:: Exercise materials ::
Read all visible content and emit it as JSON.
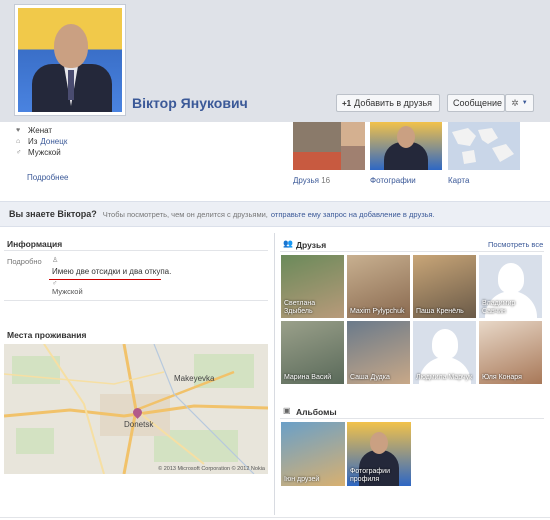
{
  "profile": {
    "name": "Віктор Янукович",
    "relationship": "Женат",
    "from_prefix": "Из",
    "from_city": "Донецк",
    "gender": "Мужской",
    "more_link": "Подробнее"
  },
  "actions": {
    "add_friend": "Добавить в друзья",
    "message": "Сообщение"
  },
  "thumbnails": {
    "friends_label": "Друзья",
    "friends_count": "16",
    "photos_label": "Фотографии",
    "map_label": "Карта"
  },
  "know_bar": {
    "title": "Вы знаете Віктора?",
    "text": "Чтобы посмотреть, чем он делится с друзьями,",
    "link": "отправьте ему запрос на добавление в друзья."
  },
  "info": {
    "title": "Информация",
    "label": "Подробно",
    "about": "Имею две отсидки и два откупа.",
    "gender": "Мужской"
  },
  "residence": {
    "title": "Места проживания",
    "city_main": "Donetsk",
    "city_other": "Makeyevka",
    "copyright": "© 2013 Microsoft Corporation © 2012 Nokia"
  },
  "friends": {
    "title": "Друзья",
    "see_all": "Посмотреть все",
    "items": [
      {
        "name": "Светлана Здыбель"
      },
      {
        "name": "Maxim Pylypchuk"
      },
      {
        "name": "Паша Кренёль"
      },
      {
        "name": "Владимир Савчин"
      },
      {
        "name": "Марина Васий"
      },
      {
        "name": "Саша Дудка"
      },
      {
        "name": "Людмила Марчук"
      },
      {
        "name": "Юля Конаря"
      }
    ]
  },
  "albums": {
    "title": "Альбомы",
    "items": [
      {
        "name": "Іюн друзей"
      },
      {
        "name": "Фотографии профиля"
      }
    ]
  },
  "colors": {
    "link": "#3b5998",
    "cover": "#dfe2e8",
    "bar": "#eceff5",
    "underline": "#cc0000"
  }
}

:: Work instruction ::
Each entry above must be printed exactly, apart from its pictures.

:: Written response ::
Read all visible content and emit it as JSON.
{
  "profile": {
    "name": "Віктор Янукович",
    "relationship": "Женат",
    "from_prefix": "Из",
    "from_city": "Донецк",
    "gender": "Мужской",
    "more_link": "Подробнее"
  },
  "actions": {
    "add_friend": "Добавить в друзья",
    "message": "Сообщение"
  },
  "thumbnails": {
    "friends_label": "Друзья",
    "friends_count": "16",
    "photos_label": "Фотографии",
    "map_label": "Карта"
  },
  "know_bar": {
    "title": "Вы знаете Віктора?",
    "text": "Чтобы посмотреть, чем он делится с друзьями,",
    "link": "отправьте ему запрос на добавление в друзья."
  },
  "info": {
    "title": "Информация",
    "label": "Подробно",
    "about": "Имею две отсидки и два откупа.",
    "gender": "Мужской"
  },
  "residence": {
    "title": "Места проживания",
    "city_main": "Donetsk",
    "city_other": "Makeyevka",
    "copyright": "© 2013 Microsoft Corporation © 2012 Nokia"
  },
  "friends": {
    "title": "Друзья",
    "see_all": "Посмотреть все",
    "items": [
      {
        "name": "Светлана Здыбель"
      },
      {
        "name": "Maxim Pylypchuk"
      },
      {
        "name": "Паша Кренёль"
      },
      {
        "name": "Владимир Савчин"
      },
      {
        "name": "Марина Васий"
      },
      {
        "name": "Саша Дудка"
      },
      {
        "name": "Людмила Марчук"
      },
      {
        "name": "Юля Конаря"
      }
    ]
  },
  "albums": {
    "title": "Альбомы",
    "items": [
      {
        "name": "Іюн друзей"
      },
      {
        "name": "Фотографии профиля"
      }
    ]
  },
  "colors": {
    "link": "#3b5998",
    "cover": "#dfe2e8",
    "bar": "#eceff5",
    "underline": "#cc0000"
  }
}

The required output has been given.